After Santa Cruz, we continued to push hard northward, edging into the interior to avoid some of the congestion. Kat found us some beautiful boondocking spots, some of which were free, and most of which, to our surprise, were remote and mostly empty. On our last day in California, we stayed at a free campground at Shastina Lake, just north of Mount Shasta. There were only two or three other campers who, like us, kept to themselves.
That night, the wind rose up and banged and rocked our camper, making us feel like we were in a boxcar on a speeding train. I was less afraid of being toppled over than I was of being impaled by one of the branches flying all around us. I didn’t sleep well and had strange dreams of ghosts trying to cross from their world into ours. Who knows what spirits are hidden in the winds?
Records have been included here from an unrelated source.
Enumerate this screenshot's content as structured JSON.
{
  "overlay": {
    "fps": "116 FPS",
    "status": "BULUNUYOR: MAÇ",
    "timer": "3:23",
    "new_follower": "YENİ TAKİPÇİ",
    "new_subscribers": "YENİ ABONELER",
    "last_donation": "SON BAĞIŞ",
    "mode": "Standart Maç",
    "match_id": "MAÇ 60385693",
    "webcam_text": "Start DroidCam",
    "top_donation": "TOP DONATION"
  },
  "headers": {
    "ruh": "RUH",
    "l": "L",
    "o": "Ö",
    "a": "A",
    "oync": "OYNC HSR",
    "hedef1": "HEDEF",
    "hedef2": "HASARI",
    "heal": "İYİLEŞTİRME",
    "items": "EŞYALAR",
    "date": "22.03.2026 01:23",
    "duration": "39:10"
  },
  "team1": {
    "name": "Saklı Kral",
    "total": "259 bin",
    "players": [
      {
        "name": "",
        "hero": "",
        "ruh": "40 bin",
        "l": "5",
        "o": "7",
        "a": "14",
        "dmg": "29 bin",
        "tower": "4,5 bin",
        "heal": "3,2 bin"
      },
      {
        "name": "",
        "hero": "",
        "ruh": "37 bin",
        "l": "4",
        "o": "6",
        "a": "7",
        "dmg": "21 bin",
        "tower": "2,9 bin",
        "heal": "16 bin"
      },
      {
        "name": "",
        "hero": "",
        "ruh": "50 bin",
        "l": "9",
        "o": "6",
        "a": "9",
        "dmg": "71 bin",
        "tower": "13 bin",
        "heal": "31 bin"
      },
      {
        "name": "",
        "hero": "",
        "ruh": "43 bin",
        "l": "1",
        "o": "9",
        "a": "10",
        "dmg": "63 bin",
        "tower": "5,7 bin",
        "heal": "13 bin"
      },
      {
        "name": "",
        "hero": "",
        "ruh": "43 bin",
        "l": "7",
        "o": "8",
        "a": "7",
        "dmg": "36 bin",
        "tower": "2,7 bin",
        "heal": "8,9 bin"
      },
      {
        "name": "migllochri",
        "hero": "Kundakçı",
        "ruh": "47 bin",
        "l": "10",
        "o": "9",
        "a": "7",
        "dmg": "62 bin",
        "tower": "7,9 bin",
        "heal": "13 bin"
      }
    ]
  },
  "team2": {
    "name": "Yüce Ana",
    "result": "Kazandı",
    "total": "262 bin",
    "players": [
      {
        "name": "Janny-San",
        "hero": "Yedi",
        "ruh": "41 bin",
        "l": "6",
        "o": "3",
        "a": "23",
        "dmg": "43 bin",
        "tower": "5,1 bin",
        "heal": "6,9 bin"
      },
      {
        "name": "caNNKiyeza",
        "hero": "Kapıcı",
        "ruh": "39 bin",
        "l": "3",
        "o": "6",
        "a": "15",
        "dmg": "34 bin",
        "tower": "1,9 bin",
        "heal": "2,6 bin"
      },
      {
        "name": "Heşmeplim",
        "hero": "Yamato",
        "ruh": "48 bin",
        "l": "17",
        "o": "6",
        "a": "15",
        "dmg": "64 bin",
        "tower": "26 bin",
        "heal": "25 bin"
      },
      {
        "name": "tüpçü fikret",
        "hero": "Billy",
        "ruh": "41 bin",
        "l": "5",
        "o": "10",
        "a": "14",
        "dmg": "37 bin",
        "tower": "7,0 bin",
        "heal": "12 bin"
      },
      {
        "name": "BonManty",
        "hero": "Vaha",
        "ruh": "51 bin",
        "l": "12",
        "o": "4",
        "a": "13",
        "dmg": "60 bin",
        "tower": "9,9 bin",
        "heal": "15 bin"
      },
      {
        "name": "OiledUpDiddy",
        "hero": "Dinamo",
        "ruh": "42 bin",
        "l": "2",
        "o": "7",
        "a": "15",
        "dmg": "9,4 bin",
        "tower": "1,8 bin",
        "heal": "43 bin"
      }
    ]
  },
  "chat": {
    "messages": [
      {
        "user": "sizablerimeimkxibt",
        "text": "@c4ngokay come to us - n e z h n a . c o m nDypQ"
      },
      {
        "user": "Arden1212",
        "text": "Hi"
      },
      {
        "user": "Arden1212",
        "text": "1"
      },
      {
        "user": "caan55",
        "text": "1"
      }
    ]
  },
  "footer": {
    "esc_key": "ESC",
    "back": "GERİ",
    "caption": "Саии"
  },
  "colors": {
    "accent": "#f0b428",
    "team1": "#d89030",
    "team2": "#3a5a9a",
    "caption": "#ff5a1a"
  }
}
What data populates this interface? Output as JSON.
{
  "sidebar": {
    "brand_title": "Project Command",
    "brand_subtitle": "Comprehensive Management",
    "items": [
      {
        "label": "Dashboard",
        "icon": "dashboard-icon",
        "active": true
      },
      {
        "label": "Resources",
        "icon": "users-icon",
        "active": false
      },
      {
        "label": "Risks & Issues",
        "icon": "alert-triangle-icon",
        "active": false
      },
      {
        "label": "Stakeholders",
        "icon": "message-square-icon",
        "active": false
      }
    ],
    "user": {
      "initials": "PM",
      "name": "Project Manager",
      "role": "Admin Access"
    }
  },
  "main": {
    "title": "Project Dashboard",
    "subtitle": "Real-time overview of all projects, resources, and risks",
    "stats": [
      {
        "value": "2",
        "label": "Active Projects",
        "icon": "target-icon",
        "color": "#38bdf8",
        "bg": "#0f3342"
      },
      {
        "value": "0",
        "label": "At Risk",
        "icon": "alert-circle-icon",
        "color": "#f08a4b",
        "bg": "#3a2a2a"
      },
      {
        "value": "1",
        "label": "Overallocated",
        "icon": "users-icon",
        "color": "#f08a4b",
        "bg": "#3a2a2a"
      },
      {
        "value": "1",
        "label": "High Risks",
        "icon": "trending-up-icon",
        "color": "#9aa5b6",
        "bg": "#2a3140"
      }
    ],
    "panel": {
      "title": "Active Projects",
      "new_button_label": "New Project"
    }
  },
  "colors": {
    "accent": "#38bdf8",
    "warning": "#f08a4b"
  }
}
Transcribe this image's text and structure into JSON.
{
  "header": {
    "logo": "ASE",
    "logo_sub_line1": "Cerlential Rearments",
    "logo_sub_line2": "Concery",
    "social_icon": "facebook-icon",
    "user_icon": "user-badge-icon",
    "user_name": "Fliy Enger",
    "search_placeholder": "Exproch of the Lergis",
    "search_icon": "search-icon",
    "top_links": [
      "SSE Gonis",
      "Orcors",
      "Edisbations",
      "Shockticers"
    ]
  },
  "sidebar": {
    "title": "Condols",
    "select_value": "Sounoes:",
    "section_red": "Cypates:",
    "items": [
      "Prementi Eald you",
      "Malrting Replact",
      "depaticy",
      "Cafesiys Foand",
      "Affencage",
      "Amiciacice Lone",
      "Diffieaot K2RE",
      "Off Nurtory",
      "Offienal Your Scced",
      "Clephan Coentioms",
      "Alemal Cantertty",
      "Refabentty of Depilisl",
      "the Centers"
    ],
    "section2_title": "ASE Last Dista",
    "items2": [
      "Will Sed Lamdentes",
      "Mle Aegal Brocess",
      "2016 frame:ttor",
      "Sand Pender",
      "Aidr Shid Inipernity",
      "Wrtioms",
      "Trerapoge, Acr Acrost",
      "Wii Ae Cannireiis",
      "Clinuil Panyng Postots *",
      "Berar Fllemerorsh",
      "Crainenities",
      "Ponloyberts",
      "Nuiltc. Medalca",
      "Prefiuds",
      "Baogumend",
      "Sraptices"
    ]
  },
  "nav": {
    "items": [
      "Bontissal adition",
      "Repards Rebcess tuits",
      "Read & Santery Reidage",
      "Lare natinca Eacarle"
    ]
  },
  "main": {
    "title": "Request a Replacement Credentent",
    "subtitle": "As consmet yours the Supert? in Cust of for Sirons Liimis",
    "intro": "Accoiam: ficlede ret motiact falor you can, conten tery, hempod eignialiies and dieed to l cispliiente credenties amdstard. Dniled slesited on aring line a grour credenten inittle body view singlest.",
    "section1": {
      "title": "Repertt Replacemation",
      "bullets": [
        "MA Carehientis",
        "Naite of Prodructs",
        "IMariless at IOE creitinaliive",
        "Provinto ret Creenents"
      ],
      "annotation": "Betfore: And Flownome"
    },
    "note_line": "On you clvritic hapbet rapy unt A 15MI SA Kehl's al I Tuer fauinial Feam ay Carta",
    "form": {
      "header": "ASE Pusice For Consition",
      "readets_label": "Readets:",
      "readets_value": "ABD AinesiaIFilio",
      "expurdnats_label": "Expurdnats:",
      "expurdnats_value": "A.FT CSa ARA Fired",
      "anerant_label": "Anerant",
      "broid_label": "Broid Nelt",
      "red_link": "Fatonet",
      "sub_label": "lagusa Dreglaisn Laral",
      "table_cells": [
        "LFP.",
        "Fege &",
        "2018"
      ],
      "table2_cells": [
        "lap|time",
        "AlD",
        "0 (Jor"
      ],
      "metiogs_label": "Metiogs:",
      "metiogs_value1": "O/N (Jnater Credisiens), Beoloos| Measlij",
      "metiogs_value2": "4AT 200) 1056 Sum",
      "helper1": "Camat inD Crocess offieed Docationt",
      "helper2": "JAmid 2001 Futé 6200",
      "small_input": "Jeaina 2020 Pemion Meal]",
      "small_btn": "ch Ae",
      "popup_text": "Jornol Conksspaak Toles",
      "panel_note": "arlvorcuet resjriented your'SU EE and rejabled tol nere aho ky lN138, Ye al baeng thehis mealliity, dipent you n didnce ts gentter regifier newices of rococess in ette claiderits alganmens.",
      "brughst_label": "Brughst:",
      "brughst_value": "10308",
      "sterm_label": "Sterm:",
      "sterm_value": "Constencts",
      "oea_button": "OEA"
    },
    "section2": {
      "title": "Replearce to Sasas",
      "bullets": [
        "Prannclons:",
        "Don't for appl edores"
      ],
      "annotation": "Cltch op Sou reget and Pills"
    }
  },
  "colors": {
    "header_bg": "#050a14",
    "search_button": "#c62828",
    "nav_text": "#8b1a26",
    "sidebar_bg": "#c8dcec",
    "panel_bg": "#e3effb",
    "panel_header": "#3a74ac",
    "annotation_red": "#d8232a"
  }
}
The hard wind would remain with us for the next few days, as would heavy rains, and even some snow. But I didn’t mind. Not at all. I am from the north and I have the prairie winter in my blood. Maybe that’s why I prefer the more extreme places. Most folks like to congregate in the warmer, more comfortable lands, where the sun always shines and where they can walk around in shorts and straw hats while sipping cocktails. But as we crossed over from California into Oregon, I realized that I prefer places with harder edges. The emptier the land, the more I’m at home. And when we do finally find our home, perhaps one day all that will remain of us will be an abandoned tent. Or an empty truck camper.
Kat talks about Corrizo Plain and the very big wind here: